From the abstract of “Phototactic guidance of a tissue-engineered soft-robotic ray”, published in Science Vol. 353, Issue 6295:
Inspired by the relatively simple morphological blueprint provided by batoid fish such as stingrays and skates, we created a biohybrid system that enables an artificial animal—a tissue-engineered ray—to swim and phototactically follow a light cue. By patterning dissociated rat cardiomyocytes on an elastomeric body enclosing a microfabricated gold skeleton, we replicated fish morphology at scale and captured basic fin deflection patterns of batoid fish. Optogenetics allows for phototactic guidance, steering, and turning maneuvers. Optical stimulation induced sequential muscle activation via serpentine-patterned muscle circuits, leading to coordinated undulatory swimming. The speed and direction of the ray was controlled by modulating light frequency and by independently eliciting right and left fins, allowing the biohybrid machine to maneuver through an obstacle course.

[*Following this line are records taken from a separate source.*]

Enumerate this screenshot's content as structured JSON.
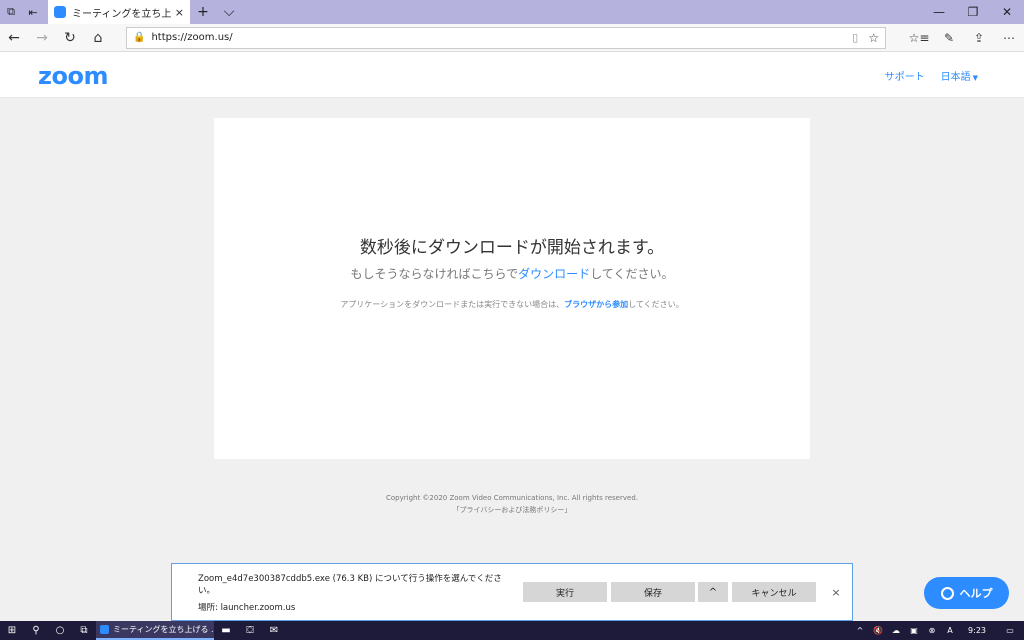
{
  "browser": {
    "tab_title": "ミーティングを立ち上げる - Zoom",
    "tab_close": "×",
    "new_tab": "+",
    "tab_list": "⌵",
    "address_url": "https://zoom.us/",
    "icons": {
      "back": "←",
      "forward": "→",
      "refresh": "↻",
      "home": "⌂",
      "lock": "🔒",
      "reader": "▯",
      "favorite": "☆",
      "favorites_bar": "☆≡",
      "pen": "✎",
      "share": "⇪",
      "more": "⋯",
      "minimize": "—",
      "maximize": "❐",
      "close": "✕",
      "tab_set_aside": "⧉",
      "tab_preview": "⇤"
    }
  },
  "zoom_header": {
    "logo": "zoom",
    "support": "サポート",
    "language": "日本語",
    "language_caret": "▼"
  },
  "card": {
    "headline": "数秒後にダウンロードが開始されます。",
    "sub_before": "もしそうならなければこちらで",
    "sub_link": "ダウンロード",
    "sub_after": "してください。",
    "hint_before": "アプリケーションをダウンロードまたは実行できない場合は、",
    "hint_link": "ブラウザから参加",
    "hint_after": "してください。"
  },
  "footer": {
    "copyright": "Copyright ©2020 Zoom Video Communications, Inc. All rights reserved.",
    "privacy": "「プライバシーおよび法務ポリシー」"
  },
  "download_bar": {
    "message": "Zoom_e4d7e300387cddb5.exe (76.3 KB) について行う操作を選んでください。",
    "source": "場所: launcher.zoom.us",
    "run": "実行",
    "save": "保存",
    "save_options": "^",
    "cancel": "キャンセル",
    "close": "×"
  },
  "help_button": {
    "label": "ヘルプ"
  },
  "taskbar": {
    "start": "⊞",
    "search": "⚲",
    "cortana": "○",
    "task_view": "⧉",
    "app_label": "ミーティングを立ち上げる ...",
    "explorer": "▬",
    "store": "⛋",
    "mail": "✉",
    "tray": {
      "chevron": "^",
      "volume": "🔇",
      "onedrive": "☁",
      "icon1": "▣",
      "icon2": "⊗",
      "icon3": "A",
      "time": "9:23",
      "notifications": "▭"
    }
  },
  "colors": {
    "accent": "#2d8cff",
    "titlebar": "#b6b2de",
    "taskbar": "#1e1b3a"
  }
}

From the article published on Popular Science:
The stingray bot is composed of four sequential layers of material. The top layer is a 3D body of a silicone material—”the same thing as the outer coating of a breast implant,” says Parker—that’s been cast in a titanium mold. This flexible, bendy body holds the other materials together.

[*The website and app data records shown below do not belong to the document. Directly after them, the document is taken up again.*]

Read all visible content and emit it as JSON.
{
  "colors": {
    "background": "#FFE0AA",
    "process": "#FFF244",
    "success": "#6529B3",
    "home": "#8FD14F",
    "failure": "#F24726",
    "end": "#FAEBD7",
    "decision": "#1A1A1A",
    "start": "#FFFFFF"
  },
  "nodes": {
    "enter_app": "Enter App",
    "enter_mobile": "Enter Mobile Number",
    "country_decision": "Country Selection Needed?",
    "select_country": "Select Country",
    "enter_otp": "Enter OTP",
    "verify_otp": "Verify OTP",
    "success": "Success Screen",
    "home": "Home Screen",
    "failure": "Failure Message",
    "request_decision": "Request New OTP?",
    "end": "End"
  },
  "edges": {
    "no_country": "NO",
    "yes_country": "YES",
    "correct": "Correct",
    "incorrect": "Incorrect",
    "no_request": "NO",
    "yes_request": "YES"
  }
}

The second layer down is a simple gold skeleton. “The skeleton’s there because we needed some recoil, so that the pectoral fins bounce back to their original positions” once they’re done undulating, Parker says. Why gold? The team found the material had just the right stiffness and flexibility to bend and bounce, “and it’s really easy to work with,” he says.
The third layer down is another hyper-thin layer of silicone. This prevents the heart muscle from having direct contact with the gold, but also plays another huge role. Along with that top 3D layer, the silicone is cast with just the right small-scale patterns so that the next layer, the rat cells, “grow with the exact muscular architecture we want,” says Parker. “With the right geometric design, we can guide these cells to form the tissue we want.”